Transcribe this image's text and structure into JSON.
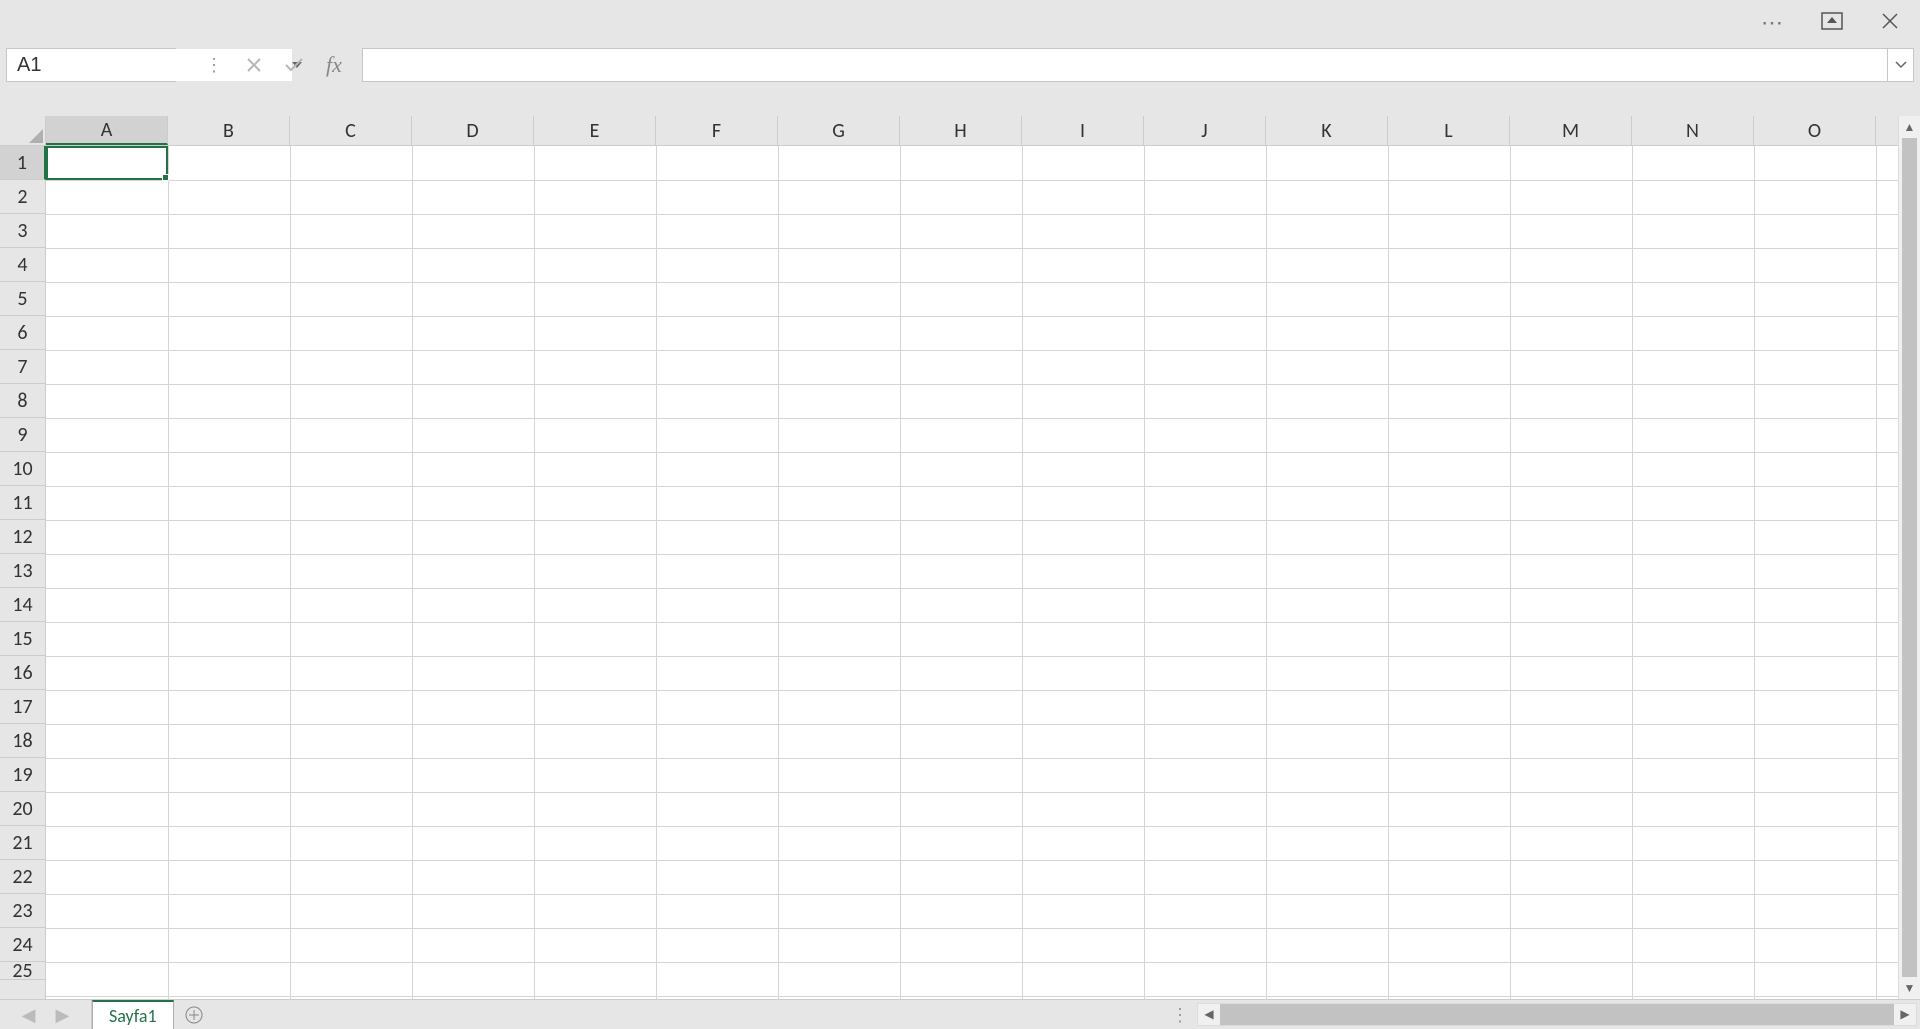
{
  "titlebar": {
    "options_label": "⋯",
    "ribbon_options_label": "▣",
    "close_label": "✕"
  },
  "formula_bar": {
    "name_box_value": "A1",
    "formula_value": "",
    "cancel_label": "✕",
    "enter_label": "✓",
    "fx_label": "fx",
    "expand_label": "˅"
  },
  "grid": {
    "columns": [
      "A",
      "B",
      "C",
      "D",
      "E",
      "F",
      "G",
      "H",
      "I",
      "J",
      "K",
      "L",
      "M",
      "N",
      "O"
    ],
    "rows": [
      "1",
      "2",
      "3",
      "4",
      "5",
      "6",
      "7",
      "8",
      "9",
      "10",
      "11",
      "12",
      "13",
      "14",
      "15",
      "16",
      "17",
      "18",
      "19",
      "20",
      "21",
      "22",
      "23",
      "24",
      "25"
    ],
    "active_cell": "A1",
    "selected_column_index": 0,
    "selected_row_index": 0
  },
  "sheet_bar": {
    "prev_label": "◀",
    "next_label": "▶",
    "active_tab": "Sayfa1",
    "add_label": "⊕"
  },
  "scroll": {
    "up_label": "▲",
    "down_label": "▼",
    "left_label": "◀",
    "right_label": "▶"
  }
}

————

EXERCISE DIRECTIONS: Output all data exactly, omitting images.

FINAL ANSWER:
Transcribe this image's text and structure into JSON.
{
  "titlebar": {
    "options_label": "⋯",
    "ribbon_options_label": "▣",
    "close_label": "✕"
  },
  "formula_bar": {
    "name_box_value": "A1",
    "formula_value": "",
    "cancel_label": "✕",
    "enter_label": "✓",
    "fx_label": "fx",
    "expand_label": "˅"
  },
  "grid": {
    "columns": [
      "A",
      "B",
      "C",
      "D",
      "E",
      "F",
      "G",
      "H",
      "I",
      "J",
      "K",
      "L",
      "M",
      "N",
      "O"
    ],
    "rows": [
      "1",
      "2",
      "3",
      "4",
      "5",
      "6",
      "7",
      "8",
      "9",
      "10",
      "11",
      "12",
      "13",
      "14",
      "15",
      "16",
      "17",
      "18",
      "19",
      "20",
      "21",
      "22",
      "23",
      "24",
      "25"
    ],
    "active_cell": "A1",
    "selected_column_index": 0,
    "selected_row_index": 0
  },
  "sheet_bar": {
    "prev_label": "◀",
    "next_label": "▶",
    "active_tab": "Sayfa1",
    "add_label": "⊕"
  },
  "scroll": {
    "up_label": "▲",
    "down_label": "▼",
    "left_label": "◀",
    "right_label": "▶"
  }
}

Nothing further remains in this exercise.